### How to complete this task
Search the listing below for "Classes". Copy each matching line.

▼

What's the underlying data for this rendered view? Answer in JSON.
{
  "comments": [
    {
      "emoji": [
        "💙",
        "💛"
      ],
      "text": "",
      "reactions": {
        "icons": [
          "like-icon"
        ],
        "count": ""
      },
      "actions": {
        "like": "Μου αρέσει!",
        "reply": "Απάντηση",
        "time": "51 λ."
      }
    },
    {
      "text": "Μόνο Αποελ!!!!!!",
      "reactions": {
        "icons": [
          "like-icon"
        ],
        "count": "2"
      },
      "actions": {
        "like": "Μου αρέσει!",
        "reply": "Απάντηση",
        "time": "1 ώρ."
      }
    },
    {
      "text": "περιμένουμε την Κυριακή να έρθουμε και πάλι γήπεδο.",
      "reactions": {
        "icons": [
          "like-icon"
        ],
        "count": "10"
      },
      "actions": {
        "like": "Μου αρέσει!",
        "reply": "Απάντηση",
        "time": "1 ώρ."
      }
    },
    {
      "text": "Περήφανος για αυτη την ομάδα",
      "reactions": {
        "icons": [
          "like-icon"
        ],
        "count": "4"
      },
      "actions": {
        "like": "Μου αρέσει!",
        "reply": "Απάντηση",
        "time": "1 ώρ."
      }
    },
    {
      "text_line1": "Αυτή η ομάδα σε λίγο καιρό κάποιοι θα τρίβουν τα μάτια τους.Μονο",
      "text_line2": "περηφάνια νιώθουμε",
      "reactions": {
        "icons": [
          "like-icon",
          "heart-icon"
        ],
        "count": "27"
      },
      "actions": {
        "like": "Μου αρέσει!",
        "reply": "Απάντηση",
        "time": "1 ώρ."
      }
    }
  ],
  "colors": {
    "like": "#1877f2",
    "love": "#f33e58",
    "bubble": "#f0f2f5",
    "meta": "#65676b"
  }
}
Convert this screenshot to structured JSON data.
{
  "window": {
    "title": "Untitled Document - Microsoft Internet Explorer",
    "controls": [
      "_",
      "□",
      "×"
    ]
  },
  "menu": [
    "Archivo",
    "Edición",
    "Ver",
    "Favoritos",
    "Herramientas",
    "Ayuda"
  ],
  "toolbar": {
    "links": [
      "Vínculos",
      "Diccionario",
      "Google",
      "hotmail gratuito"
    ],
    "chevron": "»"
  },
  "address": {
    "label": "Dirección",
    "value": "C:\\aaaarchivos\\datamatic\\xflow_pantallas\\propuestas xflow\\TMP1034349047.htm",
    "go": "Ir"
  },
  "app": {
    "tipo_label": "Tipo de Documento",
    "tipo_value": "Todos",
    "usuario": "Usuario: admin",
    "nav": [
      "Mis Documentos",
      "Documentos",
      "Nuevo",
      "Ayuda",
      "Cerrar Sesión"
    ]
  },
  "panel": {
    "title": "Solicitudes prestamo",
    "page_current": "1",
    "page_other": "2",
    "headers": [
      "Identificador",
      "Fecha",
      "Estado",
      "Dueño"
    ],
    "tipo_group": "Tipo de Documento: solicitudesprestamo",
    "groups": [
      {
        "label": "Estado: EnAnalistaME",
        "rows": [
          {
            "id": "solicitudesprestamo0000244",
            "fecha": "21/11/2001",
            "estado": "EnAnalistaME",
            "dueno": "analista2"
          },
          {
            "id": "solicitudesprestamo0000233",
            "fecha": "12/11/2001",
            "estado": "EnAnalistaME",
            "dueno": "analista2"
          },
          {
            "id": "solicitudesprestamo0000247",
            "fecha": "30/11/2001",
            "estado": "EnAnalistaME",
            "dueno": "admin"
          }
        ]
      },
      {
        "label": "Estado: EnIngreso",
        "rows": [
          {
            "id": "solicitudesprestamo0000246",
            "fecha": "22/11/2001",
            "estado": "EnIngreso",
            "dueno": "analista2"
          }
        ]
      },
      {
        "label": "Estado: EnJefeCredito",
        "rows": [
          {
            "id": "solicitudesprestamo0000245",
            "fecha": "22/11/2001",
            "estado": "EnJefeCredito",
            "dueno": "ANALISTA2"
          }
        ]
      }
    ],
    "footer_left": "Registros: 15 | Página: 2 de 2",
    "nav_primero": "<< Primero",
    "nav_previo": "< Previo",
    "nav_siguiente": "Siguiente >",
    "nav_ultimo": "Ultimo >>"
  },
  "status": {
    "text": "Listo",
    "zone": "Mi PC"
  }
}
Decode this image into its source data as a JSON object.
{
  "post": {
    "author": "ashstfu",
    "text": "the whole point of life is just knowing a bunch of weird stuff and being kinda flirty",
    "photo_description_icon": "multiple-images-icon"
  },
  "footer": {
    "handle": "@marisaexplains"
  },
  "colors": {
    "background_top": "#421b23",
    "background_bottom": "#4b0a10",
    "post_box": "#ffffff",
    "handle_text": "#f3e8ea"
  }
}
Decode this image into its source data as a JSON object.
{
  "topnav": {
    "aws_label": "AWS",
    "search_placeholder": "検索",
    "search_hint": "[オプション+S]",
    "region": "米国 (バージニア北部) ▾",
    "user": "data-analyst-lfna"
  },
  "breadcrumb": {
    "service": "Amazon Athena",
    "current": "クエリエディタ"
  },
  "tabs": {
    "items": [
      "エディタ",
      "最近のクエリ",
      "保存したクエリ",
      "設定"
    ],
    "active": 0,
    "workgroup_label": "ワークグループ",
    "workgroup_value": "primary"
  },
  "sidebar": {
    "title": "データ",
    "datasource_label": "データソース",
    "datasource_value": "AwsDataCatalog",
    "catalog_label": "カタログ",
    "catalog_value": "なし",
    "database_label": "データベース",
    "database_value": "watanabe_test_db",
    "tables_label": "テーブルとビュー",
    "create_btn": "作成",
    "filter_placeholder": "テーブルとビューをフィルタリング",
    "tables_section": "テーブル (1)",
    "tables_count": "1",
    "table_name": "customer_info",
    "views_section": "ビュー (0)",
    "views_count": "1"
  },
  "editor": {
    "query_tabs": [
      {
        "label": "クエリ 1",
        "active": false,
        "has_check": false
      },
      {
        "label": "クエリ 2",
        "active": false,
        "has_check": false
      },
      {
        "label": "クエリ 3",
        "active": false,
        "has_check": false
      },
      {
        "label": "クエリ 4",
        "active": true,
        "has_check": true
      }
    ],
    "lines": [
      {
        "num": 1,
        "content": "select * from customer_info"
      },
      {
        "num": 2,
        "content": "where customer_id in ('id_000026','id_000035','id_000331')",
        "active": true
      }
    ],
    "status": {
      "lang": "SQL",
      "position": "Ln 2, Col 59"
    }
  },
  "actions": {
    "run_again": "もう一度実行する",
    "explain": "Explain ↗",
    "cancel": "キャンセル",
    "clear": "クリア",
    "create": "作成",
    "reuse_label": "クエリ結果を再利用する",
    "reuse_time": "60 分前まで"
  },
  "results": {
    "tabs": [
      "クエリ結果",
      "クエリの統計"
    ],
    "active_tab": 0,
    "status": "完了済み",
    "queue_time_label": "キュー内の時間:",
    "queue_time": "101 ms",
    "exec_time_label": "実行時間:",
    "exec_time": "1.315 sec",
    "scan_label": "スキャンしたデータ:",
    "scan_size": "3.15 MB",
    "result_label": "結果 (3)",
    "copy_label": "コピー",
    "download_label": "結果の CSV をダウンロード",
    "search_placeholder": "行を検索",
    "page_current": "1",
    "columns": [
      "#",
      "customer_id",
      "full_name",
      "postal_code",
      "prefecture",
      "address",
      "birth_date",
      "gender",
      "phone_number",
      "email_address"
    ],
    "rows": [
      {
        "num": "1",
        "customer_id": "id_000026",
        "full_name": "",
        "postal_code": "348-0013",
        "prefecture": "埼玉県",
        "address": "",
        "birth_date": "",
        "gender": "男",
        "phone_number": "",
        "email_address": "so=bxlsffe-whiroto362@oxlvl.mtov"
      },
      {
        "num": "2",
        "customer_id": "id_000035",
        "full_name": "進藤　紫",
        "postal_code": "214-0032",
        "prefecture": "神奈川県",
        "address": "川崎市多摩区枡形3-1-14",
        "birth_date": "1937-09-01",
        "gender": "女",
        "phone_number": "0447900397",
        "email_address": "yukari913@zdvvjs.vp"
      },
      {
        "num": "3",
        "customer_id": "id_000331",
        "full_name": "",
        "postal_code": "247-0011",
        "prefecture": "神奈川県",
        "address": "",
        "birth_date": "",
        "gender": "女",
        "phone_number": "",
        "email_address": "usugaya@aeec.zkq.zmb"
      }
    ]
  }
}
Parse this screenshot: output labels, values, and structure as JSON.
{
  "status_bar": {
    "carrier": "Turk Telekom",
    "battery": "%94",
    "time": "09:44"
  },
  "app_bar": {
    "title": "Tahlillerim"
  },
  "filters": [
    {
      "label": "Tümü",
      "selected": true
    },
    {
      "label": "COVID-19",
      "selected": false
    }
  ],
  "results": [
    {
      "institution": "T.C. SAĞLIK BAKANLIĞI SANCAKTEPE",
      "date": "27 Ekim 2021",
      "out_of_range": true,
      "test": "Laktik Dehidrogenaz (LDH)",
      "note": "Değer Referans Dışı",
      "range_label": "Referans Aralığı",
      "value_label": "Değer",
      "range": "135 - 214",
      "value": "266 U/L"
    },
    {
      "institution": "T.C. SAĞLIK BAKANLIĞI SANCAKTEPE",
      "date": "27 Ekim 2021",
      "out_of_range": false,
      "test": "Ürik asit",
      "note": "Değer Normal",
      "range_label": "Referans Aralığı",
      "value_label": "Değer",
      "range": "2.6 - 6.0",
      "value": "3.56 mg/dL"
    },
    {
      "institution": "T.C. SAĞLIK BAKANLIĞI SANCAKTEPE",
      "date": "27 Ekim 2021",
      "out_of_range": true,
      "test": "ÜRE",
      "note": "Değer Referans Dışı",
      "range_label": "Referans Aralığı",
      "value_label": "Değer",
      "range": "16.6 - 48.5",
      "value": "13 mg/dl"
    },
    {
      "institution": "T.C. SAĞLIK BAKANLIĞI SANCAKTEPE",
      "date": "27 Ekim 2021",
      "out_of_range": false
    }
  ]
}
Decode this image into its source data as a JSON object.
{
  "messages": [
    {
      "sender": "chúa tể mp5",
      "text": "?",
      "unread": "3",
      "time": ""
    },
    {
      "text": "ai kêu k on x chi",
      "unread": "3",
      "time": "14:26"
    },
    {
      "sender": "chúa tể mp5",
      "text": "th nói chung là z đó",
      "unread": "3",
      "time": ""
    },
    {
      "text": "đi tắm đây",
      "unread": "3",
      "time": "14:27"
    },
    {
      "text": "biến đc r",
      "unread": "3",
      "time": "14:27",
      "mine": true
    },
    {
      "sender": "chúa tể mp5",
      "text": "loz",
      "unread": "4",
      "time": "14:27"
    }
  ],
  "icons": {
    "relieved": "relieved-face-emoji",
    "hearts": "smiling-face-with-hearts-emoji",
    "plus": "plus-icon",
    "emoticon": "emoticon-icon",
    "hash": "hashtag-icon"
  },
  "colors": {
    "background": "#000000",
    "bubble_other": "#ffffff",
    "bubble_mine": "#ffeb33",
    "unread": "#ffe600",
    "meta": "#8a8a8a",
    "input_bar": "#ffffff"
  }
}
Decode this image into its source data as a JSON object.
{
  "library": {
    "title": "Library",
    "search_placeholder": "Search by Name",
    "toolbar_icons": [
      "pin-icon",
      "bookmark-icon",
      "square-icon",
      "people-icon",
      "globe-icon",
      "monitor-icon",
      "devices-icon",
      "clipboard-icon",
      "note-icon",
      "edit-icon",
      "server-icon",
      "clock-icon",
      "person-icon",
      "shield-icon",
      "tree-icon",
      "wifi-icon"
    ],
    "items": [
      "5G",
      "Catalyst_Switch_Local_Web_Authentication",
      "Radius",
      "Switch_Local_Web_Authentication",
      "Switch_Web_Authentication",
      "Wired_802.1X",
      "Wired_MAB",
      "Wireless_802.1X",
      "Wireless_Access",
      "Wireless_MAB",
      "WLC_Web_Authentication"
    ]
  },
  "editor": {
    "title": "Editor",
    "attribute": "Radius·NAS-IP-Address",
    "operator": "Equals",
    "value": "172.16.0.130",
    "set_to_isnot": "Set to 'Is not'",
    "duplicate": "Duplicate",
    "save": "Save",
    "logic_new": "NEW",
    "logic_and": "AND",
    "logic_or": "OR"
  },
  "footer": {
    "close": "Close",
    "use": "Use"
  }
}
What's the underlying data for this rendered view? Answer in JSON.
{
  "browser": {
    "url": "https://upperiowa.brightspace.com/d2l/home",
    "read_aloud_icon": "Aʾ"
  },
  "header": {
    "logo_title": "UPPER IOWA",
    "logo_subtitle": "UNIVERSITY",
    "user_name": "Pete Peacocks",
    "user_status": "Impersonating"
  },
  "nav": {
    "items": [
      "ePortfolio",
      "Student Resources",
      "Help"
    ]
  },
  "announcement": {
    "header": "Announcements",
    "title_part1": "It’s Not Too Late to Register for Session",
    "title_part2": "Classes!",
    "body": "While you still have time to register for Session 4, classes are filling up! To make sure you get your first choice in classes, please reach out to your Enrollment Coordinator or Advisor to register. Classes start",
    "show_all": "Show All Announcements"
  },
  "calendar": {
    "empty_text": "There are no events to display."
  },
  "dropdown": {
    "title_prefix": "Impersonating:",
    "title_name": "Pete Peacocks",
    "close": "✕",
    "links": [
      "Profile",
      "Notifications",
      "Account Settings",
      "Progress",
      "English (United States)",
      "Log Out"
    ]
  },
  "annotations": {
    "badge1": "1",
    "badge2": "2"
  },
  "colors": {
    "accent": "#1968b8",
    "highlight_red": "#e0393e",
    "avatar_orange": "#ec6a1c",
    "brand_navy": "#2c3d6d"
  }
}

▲

### Answer box
    "title_part2": "Classes!",
    "body": "While you still have time to register for Session 4, classes are filling up! To make sure you get your first choice in classes, please reach out to your Enrollment Coordinator or Advisor to register. Classes start",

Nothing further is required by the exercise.